This article was verified and edited for accuracy by Dr. Katie Grzyb, DVM.
So you can’t remember the last time you plucked a tick off your pup or flicked a flea off your feline. That’s great! But it doesn’t mean you can let down your guard when it comes to prevention.
Protecting your pets from parasites that bring discomfort and disease requires precision and persistence. Avoid these common mistakes to keep your pet healthy.
A study published in Preventive Veterinary Medicine in 2010 found that only 50 percent of pet parents visiting the vet in winter were using preventative flea and tick treatments compared to 85 percent in spring. But stopping treatment in winter is not a good idea.
“Only using flea and tick medicine in the summer puts your pet at risk of new or recurring problems,” says Dr. Neil Marrinan of Old Lyme Veterinary Hospital in Old Lyme, Conn., who notes that fleas can survive in winter and will hatch on any warm body they find.
Most ticks can survive the cold, too, says Dr. Cynthia Cox of the Massachusetts Society for the Prevention of Cruelty to Animals-Angell Animal Medical Center. “Even in 2015, when the Northeast was buried in snow, most ticks survived because the snow served to insulate them.”
Treat your cats and dogs year-round to keep ticks and fleas at bay.
“Not administering the product properly will, in most cases, result in the pet not getting adequate protection,” says Dr. Cox. “We recommend that people follow the directions carefully, and if they’re unsure of what they’re doing, to call their veterinarian for assistance.”
If you tend to forget your pet’s monthly topical treatment or oral medicine, for example, put reminders on your calendar at home and on your mobile device. Or try treating your pet on the same day every month to make it easier. For instance, the first day of the month or a date that's your favorite number.
“Alternating products month by month can reduce their efficacy,” Dr. Marrinan says. While it might be tempting to buy what is on sale at the pet supply store one month, stick to the same product—as long as it is working and your pet tolerates it well.
Consult your vet for the most appropriate and most cost-effective treatment.

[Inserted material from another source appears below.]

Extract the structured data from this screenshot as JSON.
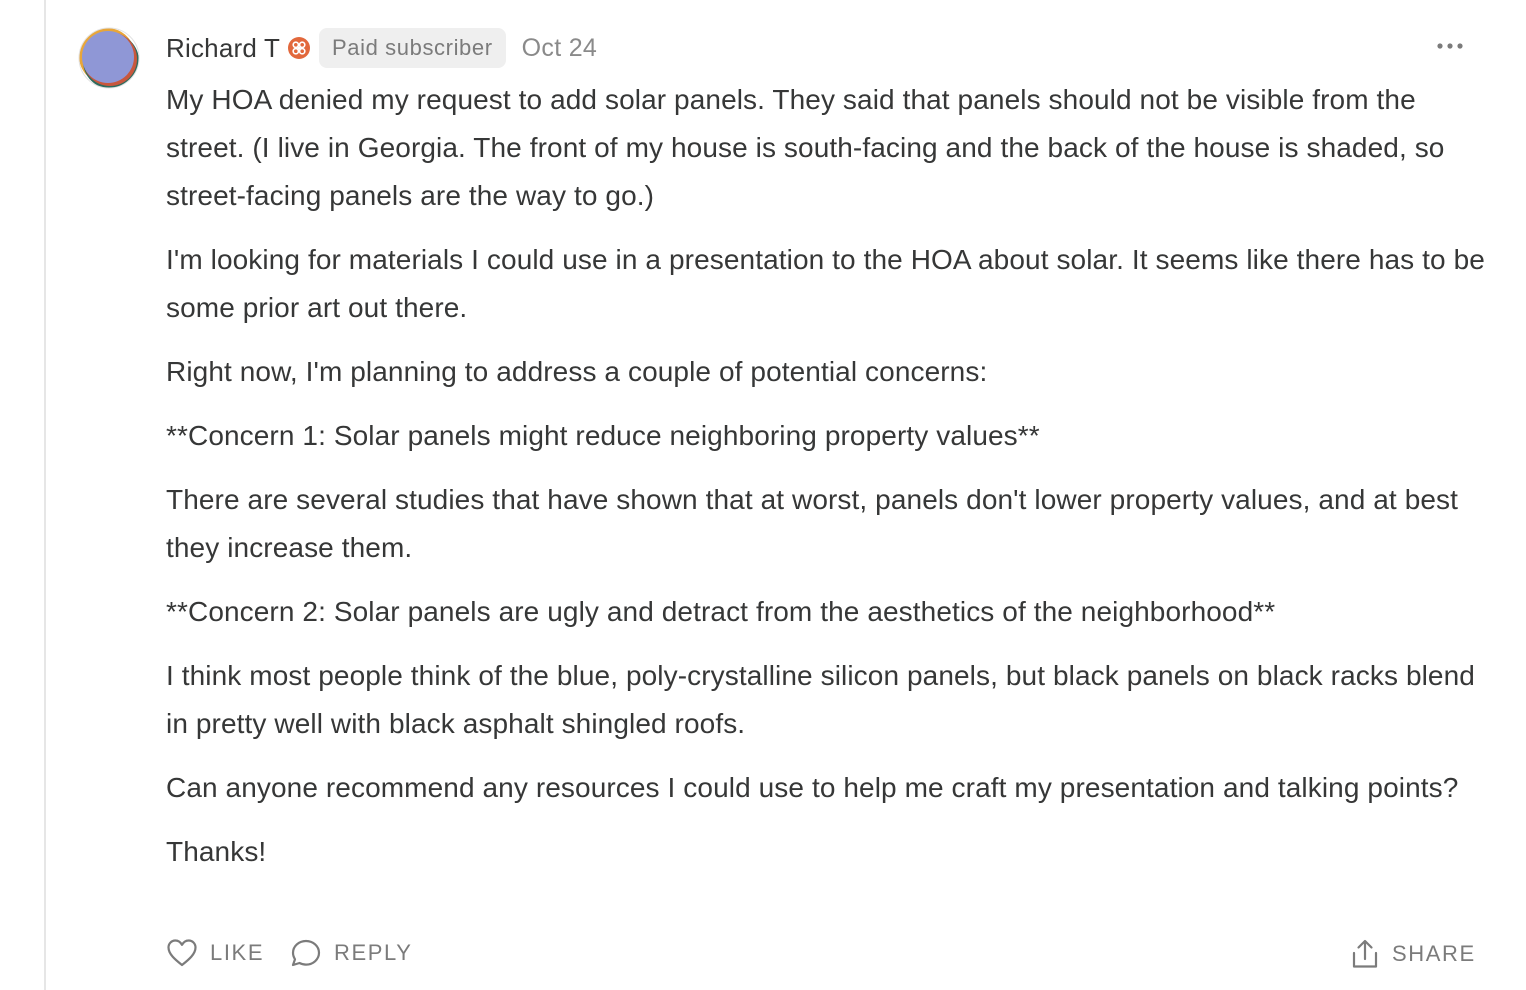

Dosage is the most important factor for effective prevention, Dr. Cox says.
“Cat owners, for instance, should never apply a preventative marketed for dogs because the dosage could make a cat seriously ill, or even kill them,” she says.
Cat owners should apply only products intended for felines, and dog owners should apply only those marketed for canines, she stresses.
In addition to some products being appropriate for cats and others for dogs, treatment dosages are broken down within those categories by the size of the animal.
Don’t assume your indoor cat can’t get fleas or ticks from your dog just because you treat the dog. Fleas and ticks can come into your house a number of ways, including on your own body or clothes. Your yard, neighborhood, and the animals that live there are likely hosts.
“Using treatments smartly and protecting all the pets in a home can prevent flea problems in homes near wildlife or in neighborhoods where other animals are unprotected,” Dr. Marrinan says.
Ticks carry a variety of infections that can sicken your pet and veterinary medicine currently has a vaccine for only one of them: Lyme disease. Even if your dog is vaccinated for Lyme, he still needs preventive tick treatment year-round, Dr. Marrinan stresses. And always bring your pet to the vet if you suspect tick-borne illness.
“We are seeing a rise in once-exotic tick-borne illnesses, such as Rocky Mountain Spotted Fever, so if a pet is exhibiting symptoms of lethargy, fatigue, loss of appetite, joint pain, etc., owners should bring them in for an exam, Dr. Cox says. “And be sure to tell your veterinarian if you pet has been spending time outside or, especially, in a heavily wooded area.”
Luckily, protecting pets from fleas and ticks is easier than ever. There are several options available: from monthly oral medicines given as treats, to topical liquids applied at your dog’s shoulders or cat’s head monthly, to time-release collars that last several months. And ensuring consistent preventative treatment is the responsibility of not just pet parents but vets as well.
According to the authors of an article for the National Center for Biotechnology Information, “There is clearly a need for the veterinary profession to be more pro-active in communicating the risks of parasitism and benefits of preventive medications to clients.”
When it comes to protecting our pets from parasites, vets and pet parents are in it together.